-- DATA EXCERPTS follows --

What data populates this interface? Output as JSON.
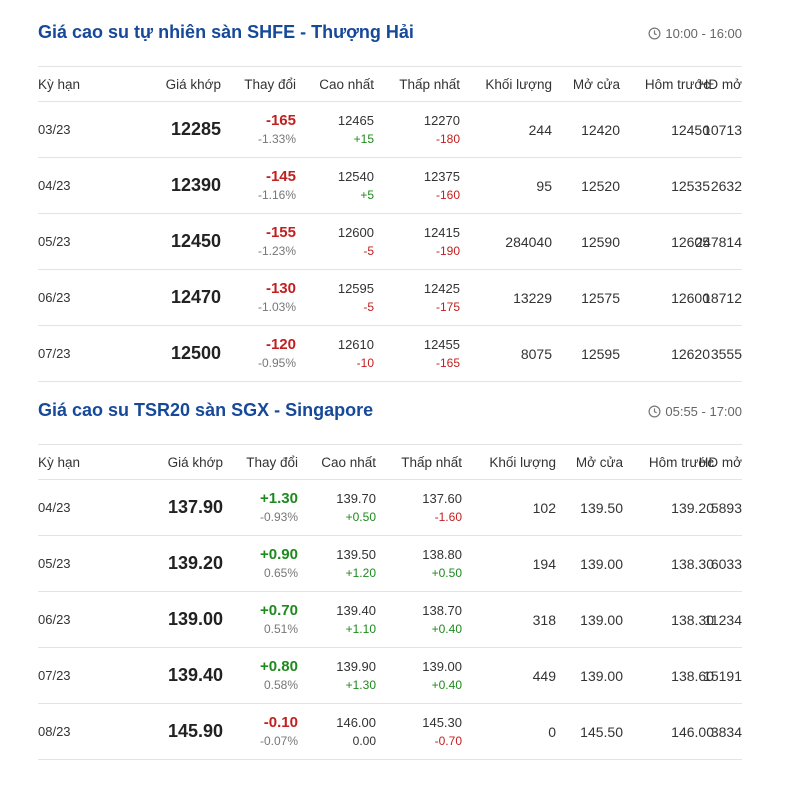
{
  "colors": {
    "title": "#17499a",
    "up": "#1e8a1e",
    "down": "#c21f1f"
  },
  "shfe": {
    "title": "Giá cao su tự nhiên sàn SHFE - Thượng Hải",
    "time": "10:00 - 16:00",
    "time_icon": "clock-icon",
    "columns": [
      "Kỳ hạn",
      "Giá khớp",
      "Thay đổi",
      "Cao nhất",
      "Thấp nhất",
      "Khối lượng",
      "Mở cửa",
      "Hôm trước",
      "HĐ mở"
    ],
    "rows": [
      {
        "term": "03/23",
        "price": "12285",
        "change": "-165",
        "change_pct": "-1.33%",
        "high": "12465",
        "high_chg": "+15",
        "low": "12270",
        "low_chg": "-180",
        "volume": "244",
        "open": "12420",
        "prev": "12450",
        "oi": "10713"
      },
      {
        "term": "04/23",
        "price": "12390",
        "change": "-145",
        "change_pct": "-1.16%",
        "high": "12540",
        "high_chg": "+5",
        "low": "12375",
        "low_chg": "-160",
        "volume": "95",
        "open": "12520",
        "prev": "12535",
        "oi": "2632"
      },
      {
        "term": "05/23",
        "price": "12450",
        "change": "-155",
        "change_pct": "-1.23%",
        "high": "12600",
        "high_chg": "-5",
        "low": "12415",
        "low_chg": "-190",
        "volume": "284040",
        "open": "12590",
        "prev": "12605",
        "oi": "247814"
      },
      {
        "term": "06/23",
        "price": "12470",
        "change": "-130",
        "change_pct": "-1.03%",
        "high": "12595",
        "high_chg": "-5",
        "low": "12425",
        "low_chg": "-175",
        "volume": "13229",
        "open": "12575",
        "prev": "12600",
        "oi": "18712"
      },
      {
        "term": "07/23",
        "price": "12500",
        "change": "-120",
        "change_pct": "-0.95%",
        "high": "12610",
        "high_chg": "-10",
        "low": "12455",
        "low_chg": "-165",
        "volume": "8075",
        "open": "12595",
        "prev": "12620",
        "oi": "3555"
      }
    ]
  },
  "sgx": {
    "title": "Giá cao su TSR20 sàn SGX - Singapore",
    "time": "05:55 - 17:00",
    "time_icon": "clock-icon",
    "columns": [
      "Kỳ hạn",
      "Giá khớp",
      "Thay đổi",
      "Cao nhất",
      "Thấp nhất",
      "Khối lượng",
      "Mở cửa",
      "Hôm trước",
      "HĐ mở"
    ],
    "rows": [
      {
        "term": "04/23",
        "price": "137.90",
        "change": "+1.30",
        "change_pct": "-0.93%",
        "high": "139.70",
        "high_chg": "+0.50",
        "low": "137.60",
        "low_chg": "-1.60",
        "volume": "102",
        "open": "139.50",
        "prev": "139.20",
        "oi": "5893"
      },
      {
        "term": "05/23",
        "price": "139.20",
        "change": "+0.90",
        "change_pct": "0.65%",
        "high": "139.50",
        "high_chg": "+1.20",
        "low": "138.80",
        "low_chg": "+0.50",
        "volume": "194",
        "open": "139.00",
        "prev": "138.30",
        "oi": "6033"
      },
      {
        "term": "06/23",
        "price": "139.00",
        "change": "+0.70",
        "change_pct": "0.51%",
        "high": "139.40",
        "high_chg": "+1.10",
        "low": "138.70",
        "low_chg": "+0.40",
        "volume": "318",
        "open": "139.00",
        "prev": "138.30",
        "oi": "11234"
      },
      {
        "term": "07/23",
        "price": "139.40",
        "change": "+0.80",
        "change_pct": "0.58%",
        "high": "139.90",
        "high_chg": "+1.30",
        "low": "139.00",
        "low_chg": "+0.40",
        "volume": "449",
        "open": "139.00",
        "prev": "138.60",
        "oi": "15191"
      },
      {
        "term": "08/23",
        "price": "145.90",
        "change": "-0.10",
        "change_pct": "-0.07%",
        "high": "146.00",
        "high_chg": "0.00",
        "low": "145.30",
        "low_chg": "-0.70",
        "volume": "0",
        "open": "145.50",
        "prev": "146.00",
        "oi": "3834"
      }
    ]
  }
}
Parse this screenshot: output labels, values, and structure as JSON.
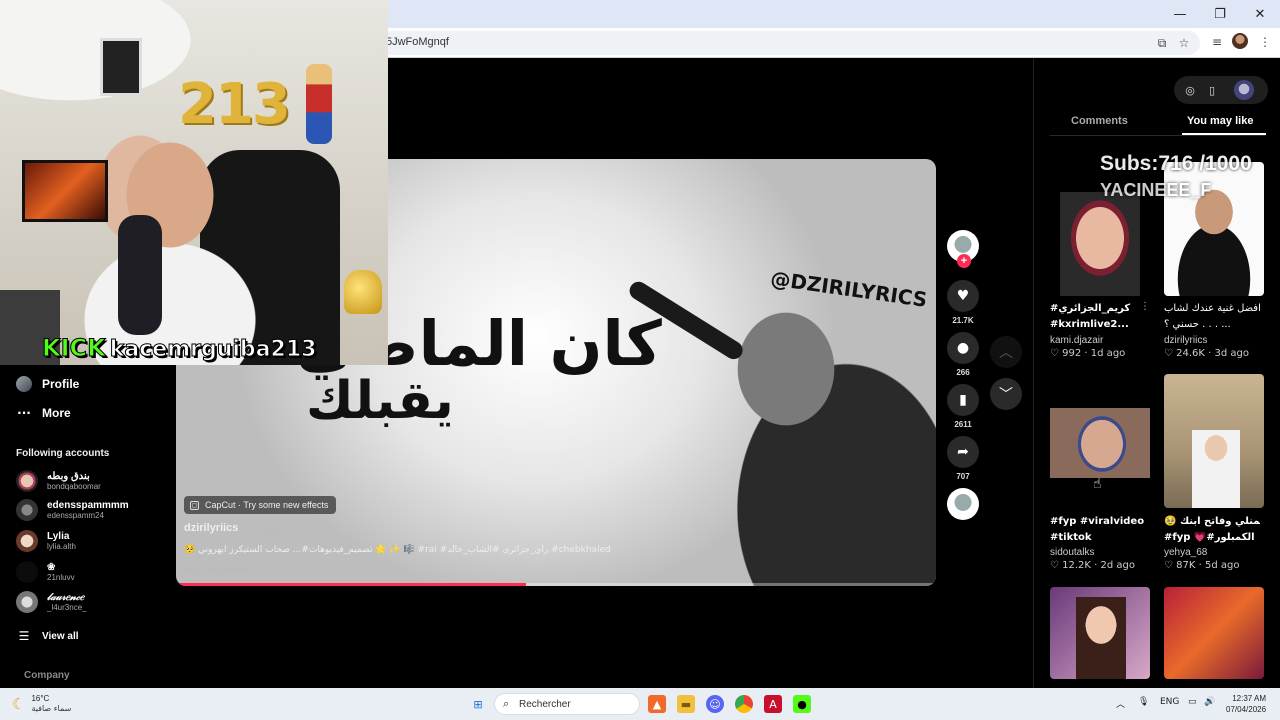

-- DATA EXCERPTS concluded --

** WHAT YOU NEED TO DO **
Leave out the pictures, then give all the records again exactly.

** RESULT BELOW **
What data populates this interface? Output as JSON.
{
  "colors": {
    "title": "#17499a",
    "up": "#1e8a1e",
    "down": "#c21f1f"
  },
  "shfe": {
    "title": "Giá cao su tự nhiên sàn SHFE - Thượng Hải",
    "time": "10:00 - 16:00",
    "time_icon": "clock-icon",
    "columns": [
      "Kỳ hạn",
      "Giá khớp",
      "Thay đổi",
      "Cao nhất",
      "Thấp nhất",
      "Khối lượng",
      "Mở cửa",
      "Hôm trước",
      "HĐ mở"
    ],
    "rows": [
      {
        "term": "03/23",
        "price": "12285",
        "change": "-165",
        "change_pct": "-1.33%",
        "high": "12465",
        "high_chg": "+15",
        "low": "12270",
        "low_chg": "-180",
        "volume": "244",
        "open": "12420",
        "prev": "12450",
        "oi": "10713"
      },
      {
        "term": "04/23",
        "price": "12390",
        "change": "-145",
        "change_pct": "-1.16%",
        "high": "12540",
        "high_chg": "+5",
        "low": "12375",
        "low_chg": "-160",
        "volume": "95",
        "open": "12520",
        "prev": "12535",
        "oi": "2632"
      },
      {
        "term": "05/23",
        "price": "12450",
        "change": "-155",
        "change_pct": "-1.23%",
        "high": "12600",
        "high_chg": "-5",
        "low": "12415",
        "low_chg": "-190",
        "volume": "284040",
        "open": "12590",
        "prev": "12605",
        "oi": "247814"
      },
      {
        "term": "06/23",
        "price": "12470",
        "change": "-130",
        "change_pct": "-1.03%",
        "high": "12595",
        "high_chg": "-5",
        "low": "12425",
        "low_chg": "-175",
        "volume": "13229",
        "open": "12575",
        "prev": "12600",
        "oi": "18712"
      },
      {
        "term": "07/23",
        "price": "12500",
        "change": "-120",
        "change_pct": "-0.95%",
        "high": "12610",
        "high_chg": "-10",
        "low": "12455",
        "low_chg": "-165",
        "volume": "8075",
        "open": "12595",
        "prev": "12620",
        "oi": "3555"
      }
    ]
  },
  "sgx": {
    "title": "Giá cao su TSR20 sàn SGX - Singapore",
    "time": "05:55 - 17:00",
    "time_icon": "clock-icon",
    "columns": [
      "Kỳ hạn",
      "Giá khớp",
      "Thay đổi",
      "Cao nhất",
      "Thấp nhất",
      "Khối lượng",
      "Mở cửa",
      "Hôm trước",
      "HĐ mở"
    ],
    "rows": [
      {
        "term": "04/23",
        "price": "137.90",
        "change": "+1.30",
        "change_pct": "-0.93%",
        "high": "139.70",
        "high_chg": "+0.50",
        "low": "137.60",
        "low_chg": "-1.60",
        "volume": "102",
        "open": "139.50",
        "prev": "139.20",
        "oi": "5893"
      },
      {
        "term": "05/23",
        "price": "139.20",
        "change": "+0.90",
        "change_pct": "0.65%",
        "high": "139.50",
        "high_chg": "+1.20",
        "low": "138.80",
        "low_chg": "+0.50",
        "volume": "194",
        "open": "139.00",
        "prev": "138.30",
        "oi": "6033"
      },
      {
        "term": "06/23",
        "price": "139.00",
        "change": "+0.70",
        "change_pct": "0.51%",
        "high": "139.40",
        "high_chg": "+1.10",
        "low": "138.70",
        "low_chg": "+0.40",
        "volume": "318",
        "open": "139.00",
        "prev": "138.30",
        "oi": "11234"
      },
      {
        "term": "07/23",
        "price": "139.40",
        "change": "+0.80",
        "change_pct": "0.58%",
        "high": "139.90",
        "high_chg": "+1.30",
        "low": "139.00",
        "low_chg": "+0.40",
        "volume": "449",
        "open": "139.00",
        "prev": "138.60",
        "oi": "15191"
      },
      {
        "term": "08/23",
        "price": "145.90",
        "change": "-0.10",
        "change_pct": "-0.07%",
        "high": "146.00",
        "high_chg": "0.00",
        "low": "145.30",
        "low_chg": "-0.70",
        "volume": "0",
        "open": "145.50",
        "prev": "146.00",
        "oi": "3834"
      }
    ]
  }
}
Parse this screenshot: output labels, values, and structure as JSON.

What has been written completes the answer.